Ever since Nigeria returned to a democratic government in 1999, major decisions shaping the country’s history have been determined by the leaders elected into power. This in turn implies that the country’s future is hinged on the electoral process, where citizens cast their votes and choose the leaders who should lead them as a nation.
For this reason and more, Nigerians living in the Diaspora have resolved to be a part of the 2015 general elections regardless of their location and have put forward a petition to the Federal Government.
At the 2012 Convention of Nigerians in Diaspora Organisation in the Americas (NIDOA) – the umbrella organization for all Nigerians residing in North and South America, including the Caribbean – held at Holiday Inn, Arlington, Virginia; they put up a resolution to back the petition with one million signatures.
The Chairman, House of Representatives Committee on Judiciary, Hon. Aminu Shehu Shagari said at the convention that even though he was fully in support of the bill on Diasporan voting rights, he believed the 2015 election was so important to the peace and stability of Nigeria that the government might not be willing to experiment with allowing Nigerians abroad to vote.
That remark attracted reactions from Nigerians at the venue who, in their various contributions, insisted that allowing Nigerians abroad to vote was long overdue, and government ought to have been making preparations toward that since the call predated the current administration.
Chief Temitope Ajayi, Chairman of Nigerian American Agricultural Empowerment Programme (NAAEP) disagreed with the view that voting by Nigerians abroad in 2015 may affect the integrity of the election, adding that such votes may even be more credible.
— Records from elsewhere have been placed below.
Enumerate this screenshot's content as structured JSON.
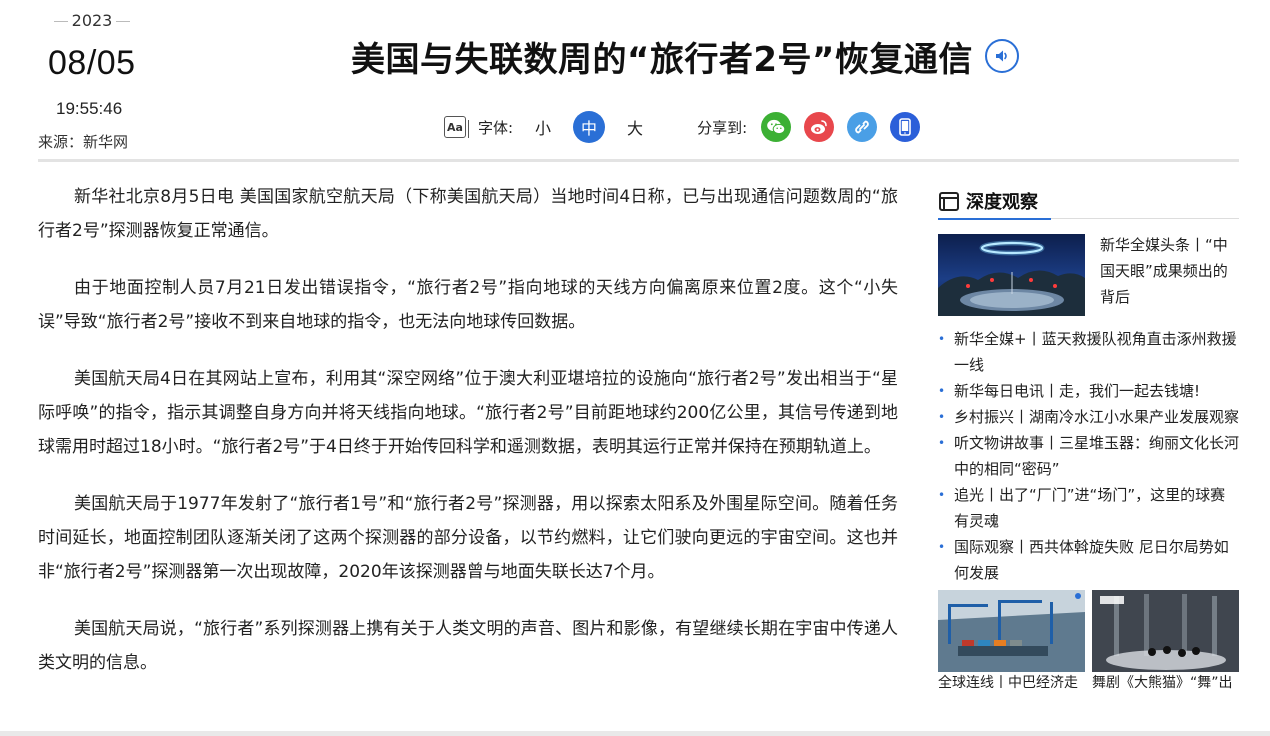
{
  "date": {
    "year": "2023",
    "day": "08/05",
    "time": "19:55:46",
    "source": "来源：新华网"
  },
  "headline": "美国与失联数周的“旅行者2号”恢复通信",
  "toolbar": {
    "font_label": "字体:",
    "sizes": [
      "小",
      "中",
      "大"
    ],
    "active_size": "中",
    "share_label": "分享到:",
    "share_icons": [
      "wechat-icon",
      "weibo-icon",
      "link-icon",
      "mobile-icon"
    ]
  },
  "colors": {
    "accent": "#2a6fd6",
    "wechat": "#3cb034",
    "weibo": "#e8474c",
    "link": "#4a9fe6",
    "mobile": "#2b5fd9"
  },
  "article": {
    "paragraphs": [
      "新华社北京8月5日电 美国国家航空航天局（下称美国航天局）当地时间4日称，已与出现通信问题数周的“旅行者2号”探测器恢复正常通信。",
      "由于地面控制人员7月21日发出错误指令，“旅行者2号”指向地球的天线方向偏离原来位置2度。这个“小失误”导致“旅行者2号”接收不到来自地球的指令，也无法向地球传回数据。",
      "美国航天局4日在其网站上宣布，利用其“深空网络”位于澳大利亚堪培拉的设施向“旅行者2号”发出相当于“星际呼唤”的指令，指示其调整自身方向并将天线指向地球。“旅行者2号”目前距地球约200亿公里，其信号传递到地球需用时超过18小时。“旅行者2号”于4日终于开始传回科学和遥测数据，表明其运行正常并保持在预期轨道上。",
      "美国航天局于1977年发射了“旅行者1号”和“旅行者2号”探测器，用以探索太阳系及外围星际空间。随着任务时间延长，地面控制团队逐渐关闭了这两个探测器的部分设备，以节约燃料，让它们驶向更远的宇宙空间。这也并非“旅行者2号”探测器第一次出现故障，2020年该探测器曾与地面失联长达7个月。",
      "美国航天局说，“旅行者”系列探测器上携有关于人类文明的声音、图片和影像，有望继续长期在宇宙中传递人类文明的信息。"
    ]
  },
  "sidebar": {
    "title": "深度观察",
    "feature": {
      "text": "新华全媒头条丨“中国天眼”成果频出的背后"
    },
    "list": [
      "新华全媒+丨蓝天救援队视角直击涿州救援一线",
      "新华每日电讯丨走，我们一起去钱塘!",
      "乡村振兴丨湖南冷水江小水果产业发展观察",
      "听文物讲故事丨三星堆玉器：绚丽文化长河中的相同“密码”",
      "追光丨出了“厂门”进“场门”，这里的球赛有灵魂",
      "国际观察丨西共体斡旋失败 尼日尔局势如何发展"
    ],
    "thumbs": [
      {
        "caption": "全球连线丨中巴经济走"
      },
      {
        "caption": "舞剧《大熊猫》“舞”出"
      }
    ]
  }
}
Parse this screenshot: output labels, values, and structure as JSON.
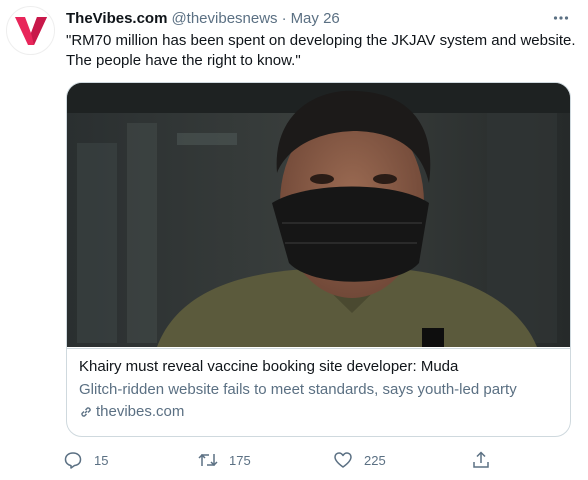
{
  "tweet": {
    "author_name": "TheVibes.com",
    "author_handle": "@thevibesnews",
    "separator": "·",
    "date": "May 26",
    "text_line1": "\"RM70 million has been spent on developing the JKJAV system and website.",
    "text_line2": "The people have the right to know.\""
  },
  "card": {
    "title": "Khairy must reveal vaccine booking site developer: Muda",
    "description": "Glitch-ridden website fails to meet standards, says youth-led party",
    "domain": "thevibes.com"
  },
  "actions": {
    "reply_count": "15",
    "retweet_count": "175",
    "like_count": "225"
  },
  "icons": {
    "avatar": "vibes-v-logo",
    "more": "more-icon",
    "reply": "reply-icon",
    "retweet": "retweet-icon",
    "like": "heart-icon",
    "share": "share-icon",
    "link": "link-icon"
  },
  "colors": {
    "brand": "#e8265a",
    "text": "#0f1419",
    "muted": "#5b7083",
    "border": "#cfd9de"
  }
}
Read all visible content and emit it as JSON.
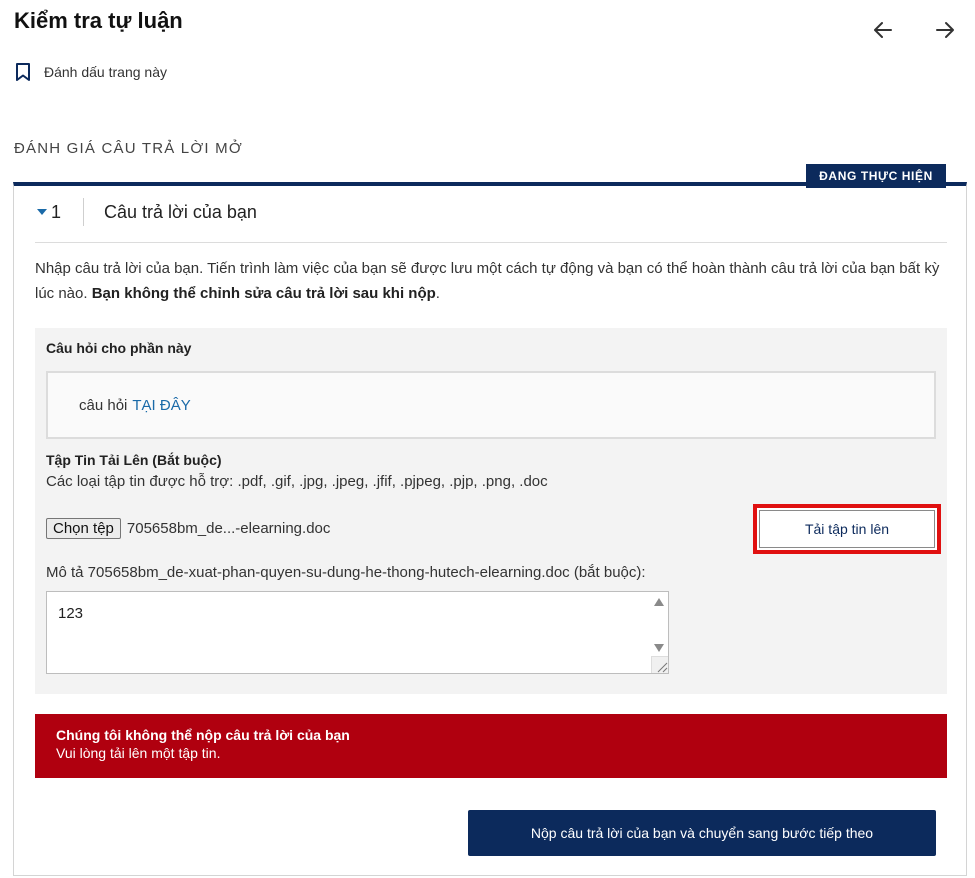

Ajayi said for instance, Nigerians living in US do not only have their passports, but also have social security numbers, which could aid easy identification and prevent multiple voting.
She said even though they live outside the nation’s shores, remittances from Nigerians abroad had not only been keeping their relatives at home going, such huge remittances had also been contributing to the development of Nigerian economy.
Secretary, Board of Trustees of NIDOA, Chief Gabe Okoye, therefore moved a resolution that a petition signed by one million Nigerians based abroad be sent to the Federal Government to demand their rights to vote in 2015 election. The resolution which was unanimously adopted also included that each signature should be accompanied by $1 donation, which would amount to $1million, to help facilitate lobbying for the realization of the voting rights.
Okoye said the petition to be signed would be posted online for Nigerians In the Diaspora to append their signatures.
The points raised here are definitely valid. However, Nigeria is still far from conducting free and fair elections within its shores, how feasible would it be to conduct the elections outside the country?
The general elections in Nigeria is already fraught with a number of problems and inconsistencies. Votes cast in the country are almost always contested with allegations of rigging which sometimes follows with violent protests and clashes among different groups.
But all these happen within Nigeria; elections to determine Nigeria’s leaders have never been conducted outside its shores. Is it right to say that Nigeria is ready to conduct elections outside its shores?
Are you a Nigerian living abroad? What do you think about the arguments raised here? Do you want to vote in the 2015 General Elections? And if yes, why?
Please share your thoughts.
News Source: Thisday